It is not so much that millennials need praise all the time, they would just like more frequent feedback than an annual performance review. And, why not? If we can address the concerns as soon as they come up, the sooner they can be corrected. And, don’t forget, we all like to hear that we are doing a good job, and that motivates us all to keep up the good work.
Hold smaller performance conversations frequently, once or twice a month, with staff. These do not have to be long. Just five to 10 minutes may be all you need to keep a young employee satisfied with their job.
During your conversations, be specific with feedback. Make sure the conversation is an open dialogue where the employee can share their thoughts and give suggestions about how they can do better or keep doing awesome in the future. Millennials like to express their thoughts and feel heard. You do not have to agree, but let them know you hear them before you contradict or say “no.” If you listen first, then explain the “no,” they are more likely to have a good attitude when they leave your office.

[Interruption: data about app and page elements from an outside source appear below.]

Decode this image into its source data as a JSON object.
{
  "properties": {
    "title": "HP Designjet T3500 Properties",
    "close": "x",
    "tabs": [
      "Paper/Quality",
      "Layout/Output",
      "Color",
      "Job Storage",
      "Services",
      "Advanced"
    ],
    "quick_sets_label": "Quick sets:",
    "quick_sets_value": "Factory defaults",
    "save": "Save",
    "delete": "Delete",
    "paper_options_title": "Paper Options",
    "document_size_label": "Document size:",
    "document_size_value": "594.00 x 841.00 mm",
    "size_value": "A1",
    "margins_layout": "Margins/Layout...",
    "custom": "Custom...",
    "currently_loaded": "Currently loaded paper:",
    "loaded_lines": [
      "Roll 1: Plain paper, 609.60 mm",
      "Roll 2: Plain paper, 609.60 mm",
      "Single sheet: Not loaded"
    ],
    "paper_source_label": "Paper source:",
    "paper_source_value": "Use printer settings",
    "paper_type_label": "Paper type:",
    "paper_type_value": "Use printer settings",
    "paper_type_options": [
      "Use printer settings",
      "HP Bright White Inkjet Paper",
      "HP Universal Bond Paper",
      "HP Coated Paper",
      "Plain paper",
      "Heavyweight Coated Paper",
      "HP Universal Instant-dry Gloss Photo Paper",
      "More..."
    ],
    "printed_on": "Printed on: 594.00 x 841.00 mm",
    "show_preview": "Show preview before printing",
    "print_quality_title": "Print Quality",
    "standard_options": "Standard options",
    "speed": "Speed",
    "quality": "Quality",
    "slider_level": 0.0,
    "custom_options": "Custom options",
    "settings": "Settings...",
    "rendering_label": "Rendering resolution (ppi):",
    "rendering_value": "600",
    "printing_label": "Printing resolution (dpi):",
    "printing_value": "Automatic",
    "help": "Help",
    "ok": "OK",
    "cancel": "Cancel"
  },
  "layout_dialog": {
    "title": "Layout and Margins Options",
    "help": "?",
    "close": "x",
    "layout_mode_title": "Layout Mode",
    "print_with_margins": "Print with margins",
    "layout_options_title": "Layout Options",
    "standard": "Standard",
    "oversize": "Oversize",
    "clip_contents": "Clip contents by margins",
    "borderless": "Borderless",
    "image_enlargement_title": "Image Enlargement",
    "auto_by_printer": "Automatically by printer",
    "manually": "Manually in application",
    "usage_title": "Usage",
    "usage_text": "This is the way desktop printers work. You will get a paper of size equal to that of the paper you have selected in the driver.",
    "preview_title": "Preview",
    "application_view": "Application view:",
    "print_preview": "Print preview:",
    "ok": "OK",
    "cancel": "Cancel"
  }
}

Performance conversations may help you find out when to introduce a new challenge to the millennial, or any employee, to avoid work-boredom.
Myth #3: Millennials only want to work for high-tech companies and start-ups.
We all want a job where we can go home and night and feel good about the work that we’ve done. Millennials are no different. They want careers where they make positive impacts on the world. This is often more important than the paycheck. They may leave a job that pays more in order to work at an organization where they feel like they make a difference.
According to the 2016 Deloitte Millennials Survey, 65% of millennials said that “purpose” was part of the reason they chose to work for their company. In recruitment materials, interviews and even on the job – do you share the larger impact that working in the water industry has on the public’s health, the environment, the business community? Even a simple environmental ethic statement on an organization’s website increased job seeker’s willingness to pursue employment.
Messages about the “big picture” positive impacts that drinking water service provides will resonate with millennials and show them how their everyday tasks are important to the community. This promotes job satisfaction for all of us. Sometimes we all need a reminder about why we do what we do… especially on the difficult days.
Next time you hear about millennials being the “self-entitled and lazy generation with no clear career aspirations,” think of your own journey through your early-20s. Next, think of a millennial that you truly enjoy spending time or working with. Finally, show empathy to the millennial employees’ unique generational experiences that have impacted their career goals, and use your leadership skills to proactively teach, mentor and tap into a fantastic and motivated generation of talent.
- A TriNet Perform study conducted by Wakefield Research in September 2015
- 2016 Deloitte Millennial Survey
- Images courtesy of PicJumbo.com